fantasy and science fiction book reviewsAgent of Vega and Other Stories — (1960) Publisher: Espionage and Intrigue in the Far Reaches of the Galaxy from the Creator of Telzey Amberdon and Trigger Argee. The Galaxy was not a nice neighborhood, and most would have laid bets that the Vegan Confederacy was too small and weak to survive, let along prosper. But prosper it did, to the bewilderment of observers, who didn’t know about the Vegans’ secret weapon. Once, the Galactic Empire had spanned the stars and when it crumbled and fell, star systems were isolated, some barely surviving, many becoming tyrannical feifdoms, others turning to piracy, and all of them often at war with each other. The Confederacy didn’t have huge space armadas, and millions of troops to protect itself and re-civilize its neighbors, but it did have the Zone agents. Few outside the top echelons of the Confederacy even knew that they existed, and even fewer had an inkling of how the agents time and again could appear on the spot just when a push in the right place could stop a war, topple a despot, or thwart an invasion of unfriendly aliens. Their numbers were pitifully few, and they had to patrol vast stretches of space. They were helped by their ships, bristling with hidden armament and piloted by robot brains of high intelligence. But their main weapon was that the minds of their opponents were open books to them. Not all of the Agents of Vega were human, but they were the most powerful telepaths the Galaxy had ever known…fantasy and science fiction book reviews


A Pride of Monsters — (1970) Publisher: Five superb science fiction stories. The fate of the human race hangs in the balance as men match wits with malevolent monsters of the future.


fantasy and science fiction book reviewsEternal Frontier — (1973) Publisher: Earth’s colonists have divided into the Swimmers, who spend their entire lives in zero-gravity and claim to be the next step in evolution, and the planet-dwelling Walkers. The Swimmers regard those who prefer to live on the surface of a planet as little better than unevolved apes, while the Walkers are not about to say farewell to the planets they grew up on, and think the Swimmers are not advanced at all, but merely deranged. Crowell, born a Swimmer but now a Walker by choice, is caught in the middle as the two sides prepare for war. Then he discovers the true cause of the altercation: a hidden alien race trying to provoke a war of extinction.fantasy and science fiction book reviews


The Best of James H. Schmitz — (1988) Publisher: Mischief in the Spaceways (intro by Janet Kagan). Grandpa
Lion Loose…,  Just Curious, The Second Night of Summer, Novice, Balanced Ecology, The Custodians, Sour Note on Palayata, Goblin Night

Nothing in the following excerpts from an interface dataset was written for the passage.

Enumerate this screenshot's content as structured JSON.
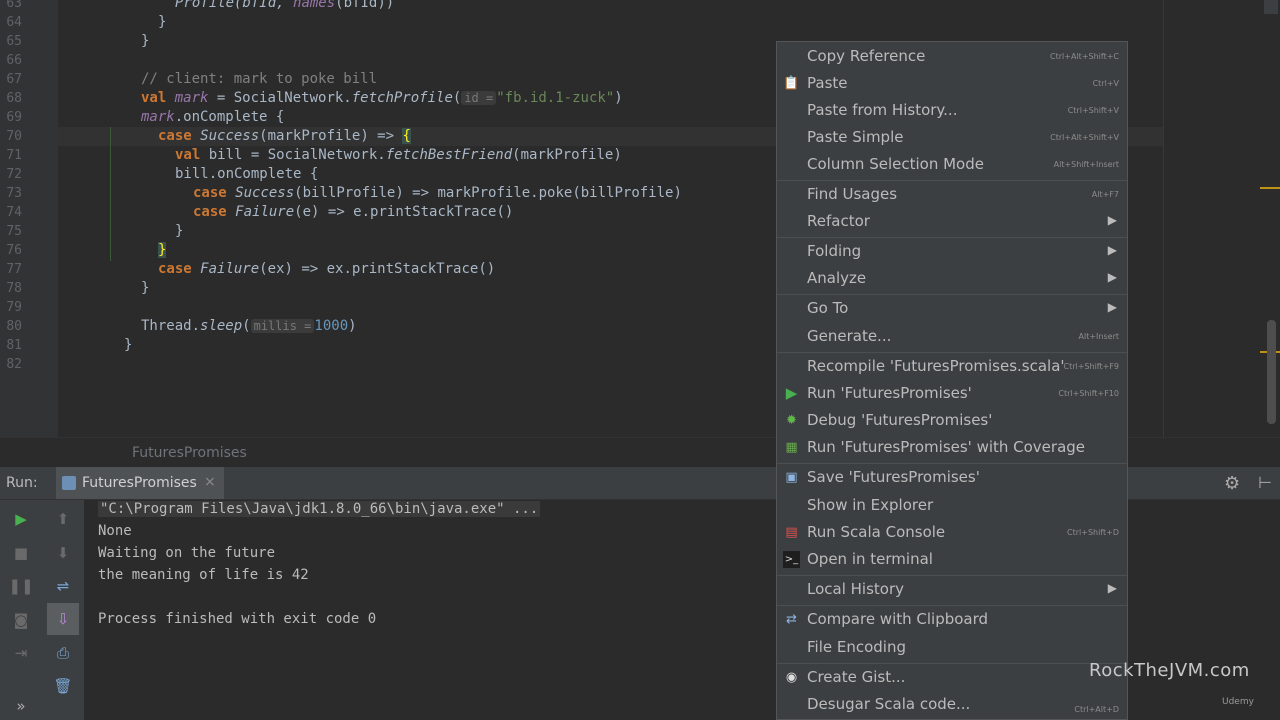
{
  "editor": {
    "line_numbers": [
      "63",
      "64",
      "65",
      "66",
      "67",
      "68",
      "69",
      "70",
      "71",
      "72",
      "73",
      "74",
      "75",
      "76",
      "77",
      "78",
      "79",
      "80",
      "81",
      "82"
    ],
    "code": {
      "l63_a": "Profile(bfId, ",
      "l63_b": "names",
      "l63_c": "(bfId))",
      "l64": "}",
      "l65": "}",
      "l67": "// client: mark to poke bill",
      "l68_kw": "val ",
      "l68_var": "mark",
      "l68_eq": " = SocialNetwork.",
      "l68_fn": "fetchProfile",
      "l68_p": "(",
      "l68_hint": "id =",
      "l68_str": "\"fb.id.1-zuck\"",
      "l68_end": ")",
      "l69_var": "mark",
      "l69_rest": ".onComplete {",
      "l70_kw": "case ",
      "l70_cls": "Success",
      "l70_rest": "(markProfile) => ",
      "l70_brace": "{",
      "l71_kw": "val ",
      "l71_a": "bill = SocialNetwork.",
      "l71_fn": "fetchBestFriend",
      "l71_b": "(markProfile)",
      "l72": "bill.onComplete {",
      "l73_kw": "case ",
      "l73_cls": "Success",
      "l73_rest": "(billProfile) => markProfile.poke(billProfile)",
      "l74_kw": "case ",
      "l74_cls": "Failure",
      "l74_rest": "(e) => e.printStackTrace()",
      "l75": "}",
      "l76": "}",
      "l77_kw": "case ",
      "l77_cls": "Failure",
      "l77_rest": "(ex) => ex.printStackTrace()",
      "l78": "}",
      "l80_a": "Thread.",
      "l80_fn": "sleep",
      "l80_p": "(",
      "l80_hint": "millis =",
      "l80_num": "1000",
      "l80_end": ")",
      "l81": "}"
    }
  },
  "breadcrumb": "FuturesPromises",
  "run_panel": {
    "label": "Run:",
    "tab_label": "FuturesPromises",
    "tab_close": "×",
    "console_lines": [
      "\"C:\\Program Files\\Java\\jdk1.8.0_66\\bin\\java.exe\" ...",
      "None",
      "Waiting on the future",
      "the meaning of life is 42",
      "",
      "Process finished with exit code 0"
    ]
  },
  "context_menu": {
    "items": [
      {
        "label": "Copy Reference",
        "shortcut": "Ctrl+Alt+Shift+C"
      },
      {
        "label": "Paste",
        "shortcut": "Ctrl+V",
        "icon": "clipboard-icon"
      },
      {
        "label": "Paste from History...",
        "shortcut": "Ctrl+Shift+V"
      },
      {
        "label": "Paste Simple",
        "shortcut": "Ctrl+Alt+Shift+V"
      },
      {
        "label": "Column Selection Mode",
        "shortcut": "Alt+Shift+Insert"
      },
      {
        "label": "Find Usages",
        "shortcut": "Alt+F7"
      },
      {
        "label": "Refactor",
        "submenu": true
      },
      {
        "label": "Folding",
        "submenu": true
      },
      {
        "label": "Analyze",
        "submenu": true
      },
      {
        "label": "Go To",
        "submenu": true
      },
      {
        "label": "Generate...",
        "shortcut": "Alt+Insert"
      },
      {
        "label": "Recompile 'FuturesPromises.scala'",
        "shortcut": "Ctrl+Shift+F9"
      },
      {
        "label": "Run 'FuturesPromises'",
        "shortcut": "Ctrl+Shift+F10",
        "icon": "run-icon"
      },
      {
        "label": "Debug 'FuturesPromises'",
        "icon": "debug-icon"
      },
      {
        "label": "Run 'FuturesPromises' with Coverage",
        "icon": "coverage-icon"
      },
      {
        "label": "Save 'FuturesPromises'",
        "icon": "save-icon"
      },
      {
        "label": "Show in Explorer"
      },
      {
        "label": "Run Scala Console",
        "shortcut": "Ctrl+Shift+D",
        "icon": "scala-console-icon"
      },
      {
        "label": "Open in terminal",
        "icon": "terminal-icon"
      },
      {
        "label": "Local History",
        "submenu": true
      },
      {
        "label": "Compare with Clipboard",
        "icon": "compare-icon"
      },
      {
        "label": "File Encoding"
      },
      {
        "label": "Create Gist...",
        "icon": "github-icon"
      },
      {
        "label": "Desugar Scala code...",
        "shortcut": "Ctrl+Alt+D"
      }
    ]
  },
  "watermark": "RockTheJVM.com",
  "udemy": "Udemy",
  "colors": {
    "keyword": "#cc7832",
    "string": "#6a8759",
    "number": "#6897bb",
    "comment": "#808080",
    "menu_bg": "#3c3f41",
    "run_green": "#4caf50"
  }
}
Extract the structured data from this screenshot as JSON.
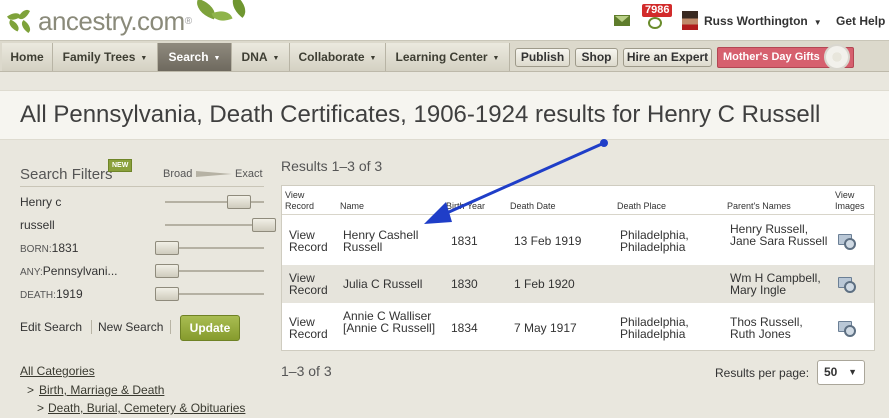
{
  "brand": {
    "logo_text": "ancestry.com",
    "logo_tm": "®"
  },
  "header": {
    "notification_count": "7986",
    "user_name": "Russ Worthington",
    "help_label": "Get Help"
  },
  "nav": {
    "items": [
      {
        "label": "Home"
      },
      {
        "label": "Family Trees"
      },
      {
        "label": "Search"
      },
      {
        "label": "DNA"
      },
      {
        "label": "Collaborate"
      },
      {
        "label": "Learning Center"
      }
    ],
    "buttons": [
      {
        "label": "Publish"
      },
      {
        "label": "Shop"
      },
      {
        "label": "Hire an Expert"
      }
    ],
    "promo_label": "Mother's Day Gifts"
  },
  "page": {
    "title": "All Pennsylvania, Death Certificates, 1906-1924 results for Henry C Russell"
  },
  "filters": {
    "heading": "Search Filters",
    "new_badge": "NEW",
    "broad_label": "Broad",
    "exact_label": "Exact",
    "rows": [
      {
        "prefix": "",
        "value": "Henry c"
      },
      {
        "prefix": "",
        "value": "russell"
      },
      {
        "prefix": "BORN:",
        "value": "1831"
      },
      {
        "prefix": "ANY:",
        "value": "Pennsylvani..."
      },
      {
        "prefix": "DEATH:",
        "value": "1919"
      }
    ],
    "edit_search": "Edit Search",
    "new_search": "New Search",
    "update_label": "Update",
    "categories": {
      "all": "All Categories",
      "level1_marker": ">",
      "level1": "Birth, Marriage & Death",
      "level2_marker": ">",
      "level2": "Death, Burial, Cemetery & Obituaries"
    }
  },
  "results": {
    "heading": "Results 1–3 of 3",
    "columns": [
      "View Record",
      "Name",
      "Birth Year",
      "Death Date",
      "Death Place",
      "Parent's Names",
      "View Images"
    ],
    "rows": [
      {
        "view": "View Record",
        "name": "Henry Cashell Russell",
        "birth": "1831",
        "death_date": "13 Feb 1919",
        "death_place": "Philadelphia, Philadelphia",
        "parents": "Henry Russell, Jane Sara Russell"
      },
      {
        "view": "View Record",
        "name": "Julia C Russell",
        "birth": "1830",
        "death_date": "1 Feb 1920",
        "death_place": "",
        "parents": "Wm H Campbell, Mary Ingle"
      },
      {
        "view": "View Record",
        "name": "Annie C Walliser [Annie C Russell]",
        "birth": "1834",
        "death_date": "7 May 1917",
        "death_place": "Philadelphia, Philadelphia",
        "parents": "Thos Russell, Ruth Jones"
      }
    ],
    "footer_count": "1–3 of 3",
    "per_page_label": "Results per page:",
    "per_page_value": "50"
  },
  "colors": {
    "nav_active": "#7d786d",
    "update_button": "#95aa3a",
    "promo": "#d6606e",
    "annotation_arrow": "#1f3ec8"
  }
}
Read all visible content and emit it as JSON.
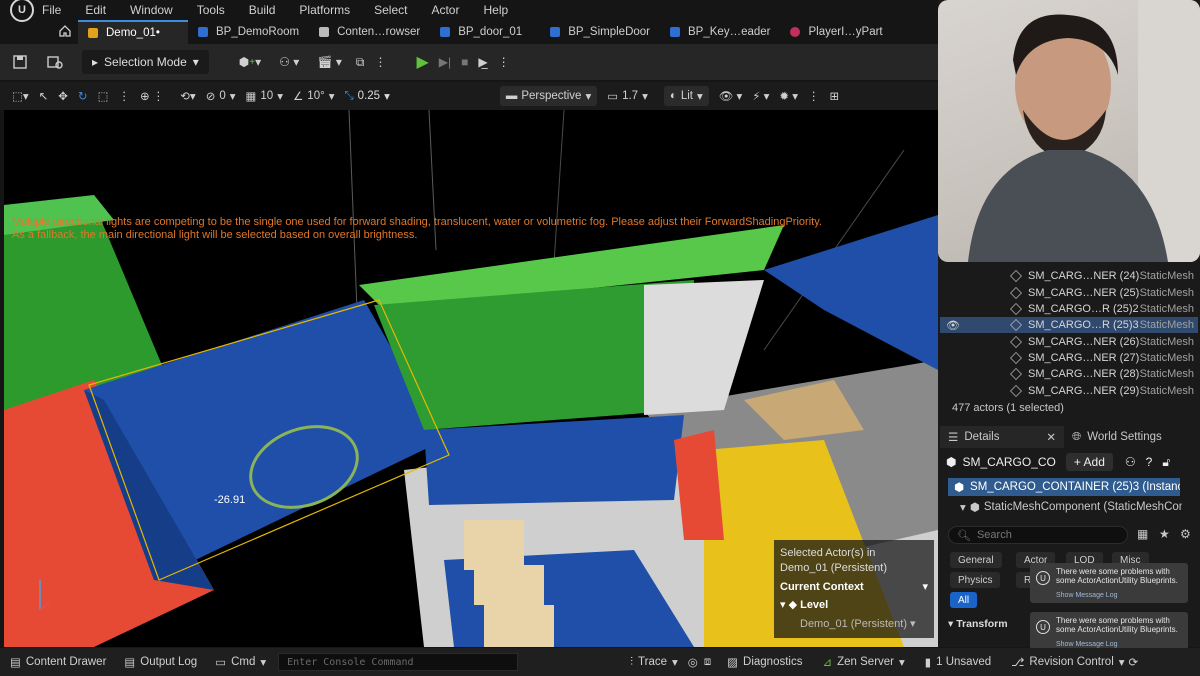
{
  "menu": [
    "File",
    "Edit",
    "Window",
    "Tools",
    "Build",
    "Platforms",
    "Select",
    "Actor",
    "Help"
  ],
  "tabs": [
    {
      "label": "Demo_01•",
      "color": "#e3a21a"
    },
    {
      "label": "BP_DemoRoom",
      "color": "#2f6fd1"
    },
    {
      "label": "Conten…rowser",
      "color": "#bbbbbb"
    },
    {
      "label": "BP_door_01",
      "color": "#2f6fd1"
    },
    {
      "label": "BP_SimpleDoor",
      "color": "#2f6fd1"
    },
    {
      "label": "BP_Key…eader",
      "color": "#2f6fd1"
    },
    {
      "label": "PlayerI…yPart",
      "color": "#c0305a"
    }
  ],
  "toolbar": {
    "selection_mode": "Selection Mode"
  },
  "viewport_toolbar": {
    "rotate_snap": "0",
    "grid": "10",
    "angle": "10°",
    "scale": "0.25",
    "perspective": "Perspective",
    "speed": "1.7",
    "lit": "Lit"
  },
  "viewport": {
    "warning_line1": "Multiple directional lights are competing to be the single one used for forward shading, translucent, water or volumetric fog. Please adjust their ForwardShadingPriority.",
    "warning_line2": "As a fallback, the main directional light will be selected based on overall brightness.",
    "rotation_readout": "-26.91",
    "selected_title": "Selected Actor(s) in",
    "selected_level": "Demo_01 (Persistent)",
    "current_context": "Current Context",
    "level_label": "Level",
    "level_value": "Demo_01 (Persistent)"
  },
  "outliner": {
    "rows": [
      {
        "name": "SM_CARG…NER (24)",
        "type": "StaticMesh",
        "selected": false
      },
      {
        "name": "SM_CARG…NER (25)",
        "type": "StaticMesh",
        "selected": false
      },
      {
        "name": "SM_CARGO…R (25)2",
        "type": "StaticMesh",
        "selected": false
      },
      {
        "name": "SM_CARGO…R (25)3",
        "type": "StaticMesh",
        "selected": true
      },
      {
        "name": "SM_CARG…NER (26)",
        "type": "StaticMesh",
        "selected": false
      },
      {
        "name": "SM_CARG…NER (27)",
        "type": "StaticMesh",
        "selected": false
      },
      {
        "name": "SM_CARG…NER (28)",
        "type": "StaticMesh",
        "selected": false
      },
      {
        "name": "SM_CARG…NER (29)",
        "type": "StaticMesh",
        "selected": false
      }
    ],
    "count": "477 actors (1 selected)"
  },
  "details": {
    "tab_details": "Details",
    "tab_world": "World Settings",
    "actor_name": "SM_CARGO_CO",
    "add_label": "+ Add",
    "instance": "SM_CARGO_CONTAINER (25)3 (Instance)",
    "component": "StaticMeshComponent (StaticMeshCom",
    "search_placeholder": "Search",
    "filters": [
      "General",
      "Actor",
      "LOD",
      "Misc",
      "Physics",
      "R",
      "All"
    ],
    "transform": "Transform"
  },
  "toasts": [
    {
      "text": "There were some problems with some ActorActionUtility Blueprints.",
      "link": "Show Message Log"
    },
    {
      "text": "There were some problems with some ActorActionUtility Blueprints.",
      "link": "Show Message Log"
    }
  ],
  "status": {
    "content_drawer": "Content Drawer",
    "output_log": "Output Log",
    "cmd": "Cmd",
    "console_placeholder": "Enter Console Command",
    "trace": "Trace",
    "diagnostics": "Diagnostics",
    "zen": "Zen Server",
    "unsaved": "1 Unsaved",
    "revision": "Revision Control"
  },
  "colors": {
    "accent": "#3a8de0",
    "selection": "#2f5b8f",
    "warning": "#e0782a"
  }
}
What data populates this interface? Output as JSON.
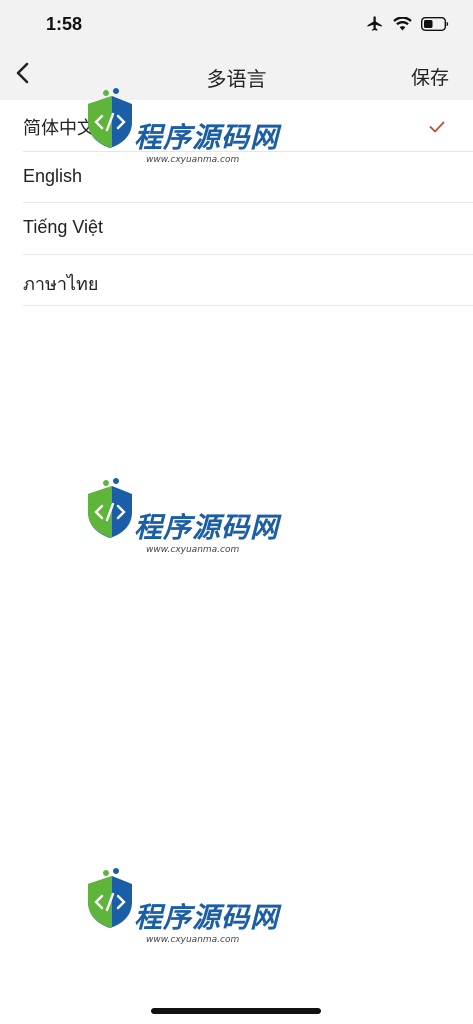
{
  "status_bar": {
    "time": "1:58",
    "icons": [
      "airplane-icon",
      "wifi-icon",
      "battery-icon"
    ]
  },
  "nav": {
    "back_icon": "chevron-left-icon",
    "title": "多语言",
    "save_label": "保存"
  },
  "languages": [
    {
      "label": "简体中文",
      "selected": true
    },
    {
      "label": "English",
      "selected": false
    },
    {
      "label": "Tiếng Việt",
      "selected": false
    },
    {
      "label": "ภาษาไทย",
      "selected": false
    }
  ],
  "watermark": {
    "text": "程序源码网",
    "url": "www.cxyuanma.com"
  },
  "colors": {
    "bar_background": "#f2f2f2",
    "check": "#b5533c",
    "divider": "#e6e6e6",
    "watermark_blue": "#1a5ea8",
    "watermark_green": "#5fb53a"
  }
}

fantasy and science fiction book reviewsThe Winds of Time and Other Stories — (2008) Publisher: James Henry Schmitz (1911-1981) was an American writer born in Hamburg, Germany of American parents. He is best known for space opera and strong female characters (such as Telzey Amberdon and Trigger Argee) that didn’t fit into the damsel in distress stereotype typical of science fiction during the time he was writing. Included in this volume are “An Incident on Route 12,” “Watch the Sky,” “The Winds of Time,” and “Lion Loose.”